● **Stored data**:
--------------------
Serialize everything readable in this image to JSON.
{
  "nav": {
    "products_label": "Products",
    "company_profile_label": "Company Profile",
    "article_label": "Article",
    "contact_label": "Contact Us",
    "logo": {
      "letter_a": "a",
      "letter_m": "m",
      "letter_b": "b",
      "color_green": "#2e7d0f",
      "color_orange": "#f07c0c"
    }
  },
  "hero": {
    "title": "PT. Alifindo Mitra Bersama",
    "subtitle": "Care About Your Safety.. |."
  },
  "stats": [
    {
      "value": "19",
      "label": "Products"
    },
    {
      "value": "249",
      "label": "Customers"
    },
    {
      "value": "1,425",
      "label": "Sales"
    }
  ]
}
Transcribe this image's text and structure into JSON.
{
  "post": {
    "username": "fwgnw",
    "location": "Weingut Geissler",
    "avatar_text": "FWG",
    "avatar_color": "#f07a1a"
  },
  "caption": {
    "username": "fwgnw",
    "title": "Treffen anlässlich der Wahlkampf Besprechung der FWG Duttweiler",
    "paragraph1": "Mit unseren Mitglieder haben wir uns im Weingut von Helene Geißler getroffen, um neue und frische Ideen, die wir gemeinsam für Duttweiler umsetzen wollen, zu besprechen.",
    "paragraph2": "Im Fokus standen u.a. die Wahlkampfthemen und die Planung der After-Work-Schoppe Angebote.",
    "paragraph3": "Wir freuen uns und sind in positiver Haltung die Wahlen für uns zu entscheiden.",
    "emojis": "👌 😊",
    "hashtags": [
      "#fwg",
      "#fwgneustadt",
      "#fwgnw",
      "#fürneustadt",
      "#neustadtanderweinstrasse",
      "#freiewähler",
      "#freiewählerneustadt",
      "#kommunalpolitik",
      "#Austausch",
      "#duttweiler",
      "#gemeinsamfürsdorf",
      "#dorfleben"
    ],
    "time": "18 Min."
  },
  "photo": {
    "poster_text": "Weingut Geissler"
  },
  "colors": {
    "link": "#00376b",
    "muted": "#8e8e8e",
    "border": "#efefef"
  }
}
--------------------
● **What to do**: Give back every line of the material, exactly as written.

● **Result for this exercise**:
Serialize everything readable in this image to JSON.
{
  "nav": {
    "products_label": "Products",
    "company_profile_label": "Company Profile",
    "article_label": "Article",
    "contact_label": "Contact Us",
    "logo": {
      "letter_a": "a",
      "letter_m": "m",
      "letter_b": "b",
      "color_green": "#2e7d0f",
      "color_orange": "#f07c0c"
    }
  },
  "hero": {
    "title": "PT. Alifindo Mitra Bersama",
    "subtitle": "Care About Your Safety.. |."
  },
  "stats": [
    {
      "value": "19",
      "label": "Products"
    },
    {
      "value": "249",
      "label": "Customers"
    },
    {
      "value": "1,425",
      "label": "Sales"
    }
  ]
}
Transcribe this image's text and structure into JSON.
{
  "post": {
    "username": "fwgnw",
    "location": "Weingut Geissler",
    "avatar_text": "FWG",
    "avatar_color": "#f07a1a"
  },
  "caption": {
    "username": "fwgnw",
    "title": "Treffen anlässlich der Wahlkampf Besprechung der FWG Duttweiler",
    "paragraph1": "Mit unseren Mitglieder haben wir uns im Weingut von Helene Geißler getroffen, um neue und frische Ideen, die wir gemeinsam für Duttweiler umsetzen wollen, zu besprechen.",
    "paragraph2": "Im Fokus standen u.a. die Wahlkampfthemen und die Planung der After-Work-Schoppe Angebote.",
    "paragraph3": "Wir freuen uns und sind in positiver Haltung die Wahlen für uns zu entscheiden.",
    "emojis": "👌 😊",
    "hashtags": [
      "#fwg",
      "#fwgneustadt",
      "#fwgnw",
      "#fürneustadt",
      "#neustadtanderweinstrasse",
      "#freiewähler",
      "#freiewählerneustadt",
      "#kommunalpolitik",
      "#Austausch",
      "#duttweiler",
      "#gemeinsamfürsdorf",
      "#dorfleben"
    ],
    "time": "18 Min."
  },
  "photo": {
    "poster_text": "Weingut Geissler"
  },
  "colors": {
    "link": "#00376b",
    "muted": "#8e8e8e",
    "border": "#efefef"
  }
}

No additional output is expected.